When you are sick, people are lovely and try to be helpful. It is difficult to understand an illness that can be managed, but will never go away, but people still want to be helpful, so they will let you me of everything they’ve head has worked, whether they heard it from grandma, someone else in line at the grocery, on Facebook, or some dude on the internet. Some of the things I regularly hear include:
Have you tried aromatherapy?
Have you tried essential oils?
You should go gluten free, you would feel so much better.
You should do yoga or tai chi. Thousands of years of Indo-Asian medicine can’t be wrong.
Doctors say sitting is the new smoking, you should exercise and you’ll feel better.
You should wish on an amethyst at the dark of the moon.
You should sleep more.
You should sleep less.
You should do acupuncture.
Acupuncturists are charlatans, go to a chiropractor.
Chiropractors are charlatans, go to an acupuncturist.
Both chiropractors and acupuncturists are charlatans, go see a physical therapist.
Have you rubbed kale on it?
Okay, I added that last one, because it kind of captures the ridiculousness of things.

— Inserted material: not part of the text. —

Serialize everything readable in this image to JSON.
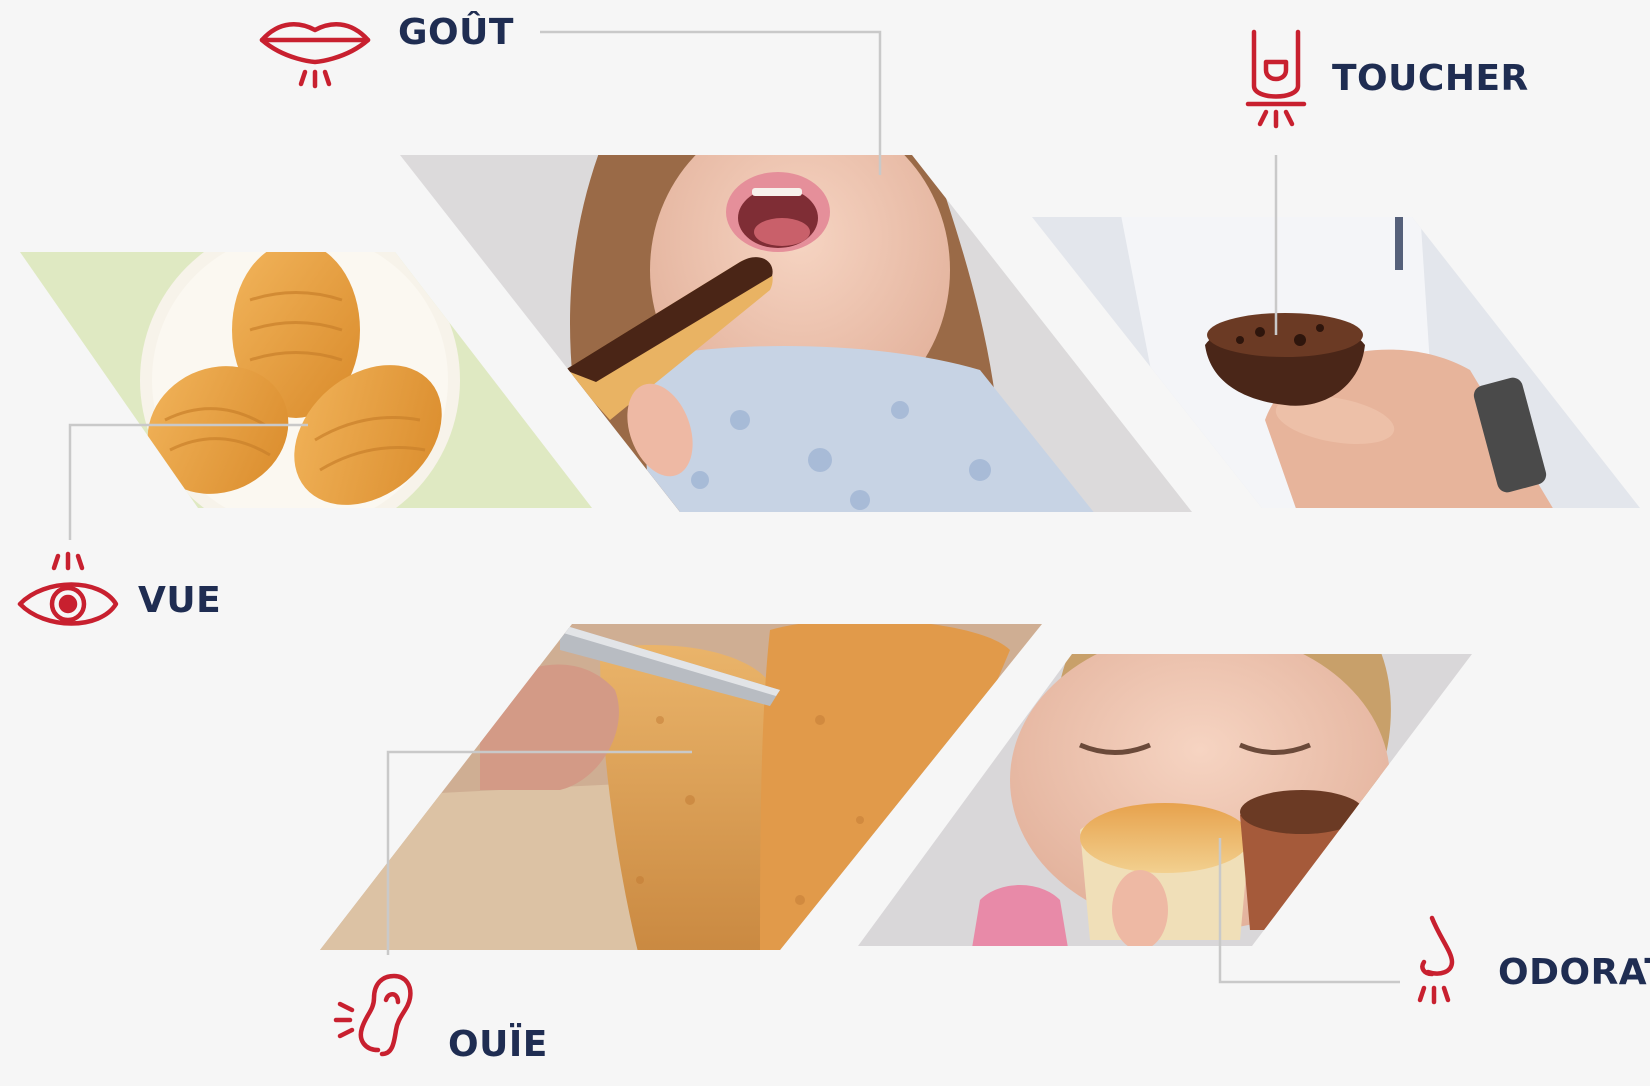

Folks don’t realize that when they offer remedies for a sore throat, the sufferer will only be dealing with that soreness for a few days, so I only have to hear about possible remedies for those three days. When you have a chronic illness, there’s no end of the illness, though it may wax and wane. This means there’s no end of people offering remedies, and those remedies are usually based on very little medical research. Because I get so much of it, I can become weary and it is difficult to offer enthusiasm and effusive thanks after a few months, much less years, of this.

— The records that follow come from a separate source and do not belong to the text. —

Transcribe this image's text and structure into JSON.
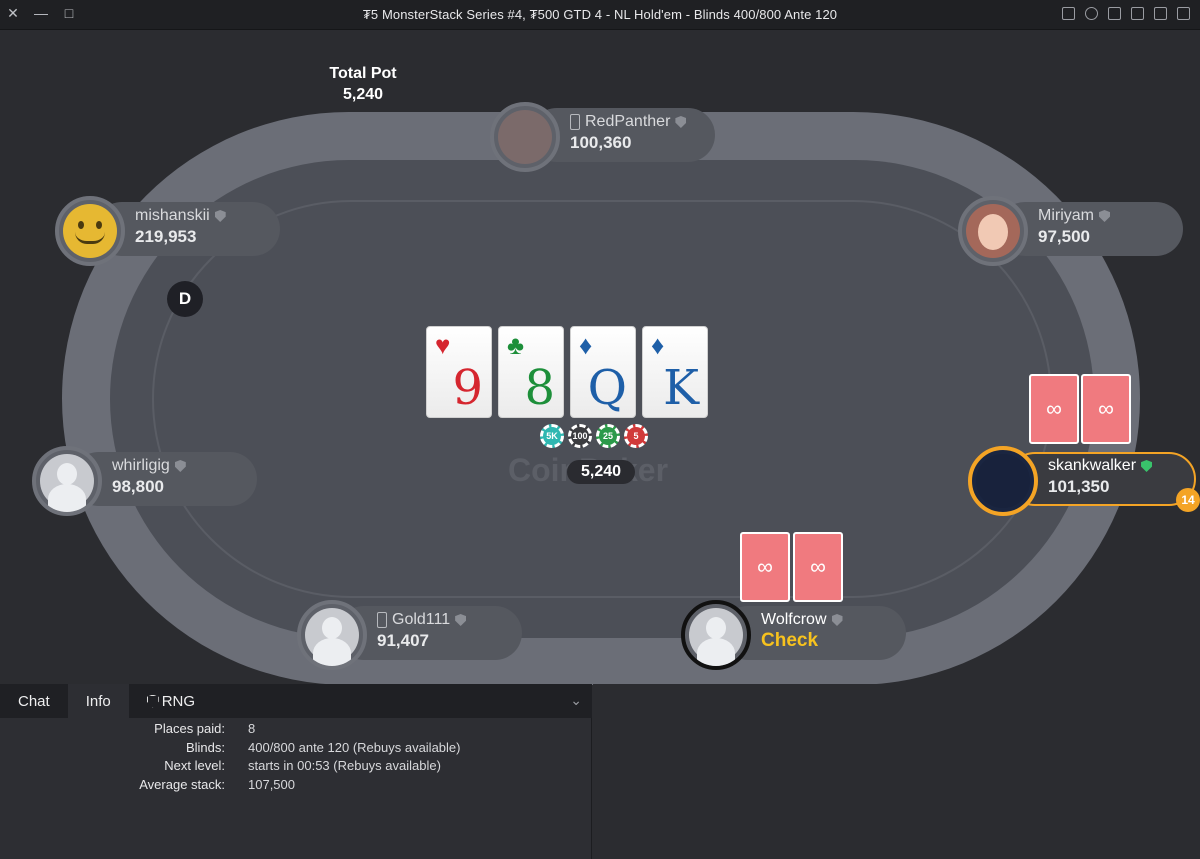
{
  "window": {
    "title": "₮5 MonsterStack Series #4, ₮500 GTD 4 - NL Hold'em - Blinds 400/800 Ante 120"
  },
  "table": {
    "total_pot_label": "Total Pot",
    "total_pot_value": "5,240",
    "dealer_label": "D",
    "pot_amount": "5,240",
    "watermark": "CoinPoker",
    "timer_badge": "14"
  },
  "board": [
    {
      "rank": "9",
      "suit": "♥",
      "color": "#d5262f"
    },
    {
      "rank": "8",
      "suit": "♣",
      "color": "#1d8f3a"
    },
    {
      "rank": "Q",
      "suit": "♦",
      "color": "#1e5fa8"
    },
    {
      "rank": "K",
      "suit": "♦",
      "color": "#1e5fa8"
    }
  ],
  "chips": [
    {
      "label": "5K",
      "color": "#2fb7b1"
    },
    {
      "label": "100",
      "color": "#3b3c40"
    },
    {
      "label": "25",
      "color": "#2c9a4a"
    },
    {
      "label": "5",
      "color": "#d13a3a"
    }
  ],
  "players": {
    "redpanther": {
      "name": "RedPanther",
      "stack": "100,360"
    },
    "mishanskii": {
      "name": "mishanskii",
      "stack": "219,953"
    },
    "miriyam": {
      "name": "Miriyam",
      "stack": "97,500"
    },
    "whirligig": {
      "name": "whirligig",
      "stack": "98,800"
    },
    "skankwalker": {
      "name": "skankwalker",
      "stack": "101,350"
    },
    "gold111": {
      "name": "Gold111",
      "stack": "91,407"
    },
    "wolfcrow": {
      "name": "Wolfcrow",
      "action": "Check"
    }
  },
  "panel": {
    "tabs": [
      "Chat",
      "Info",
      "RNG"
    ],
    "active_tab": "Info",
    "rows": [
      {
        "k": "Places paid:",
        "v": "8"
      },
      {
        "k": "Blinds:",
        "v": "400/800 ante 120 (Rebuys available)"
      },
      {
        "k": "Next level:",
        "v": "starts in 00:53 (Rebuys available)"
      },
      {
        "k": "Average stack:",
        "v": "107,500"
      }
    ]
  }
}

But the person offering help does not know that they are the forty-seventh person to tell me this thing, or that it contradicts current medical research, or that it is something I am already doing, or that they are contradicting themselves by offering the opposite of the remedy they offered last week.
I try to remember to be grateful that my people care enough to want me to feel better, and I do actually file their recommendations away. My first line of defense against this illness includes evidence-based medicine (I’m a research librarian, after all) and my specialists’ recommendations. I have an entire team of specialists that keep me in working order (like I’m an older model temperamental machine, ha). On days like today, bad pain days where I’m in the middle of a flare, ready to rip my skin off and begging for relief, I apply my doctor-prescribed medicines, and then I go to The List. I’ve got cassia and cinnamon essential oils mixed in with my cocoa butter lotion. I drink fennel tea, I put turmeric on whatever I’ll eat for dinner, I’ve got a chunk of amethyst in my pocket, I’m working on the ujjayi yoga breathing that is supposed to stimulate the vagus nerve which will reduce inflammation. I’ll try anything twice, and even if there’s a placebo effect–hell, that’s better than no effect. If we can trick my brain into thinking I’m better than I am, I’m in.
So, here we go. Let’s talk about chronic and invisible illness. I’m going to tell the low-down dirty truth about my experience as a chronically ill woman in a society that expects the sick person to either get well or die, not to linger in the liminal space between for a few decades, making trouble. Come with me, I’ll tell my stories and you can tell me yours, we can find where systems let folks like me (and you, if you’re a spoonie) fall through the cracks or deliberately exclude us. And we’ll figure out a way to make sure that “invisible illness” doesn’t mean “invisible person.”
I and my Irritable Bowel Plushie welcome you. I hope you are feeling well today, for whatever value of “good” your body will allow.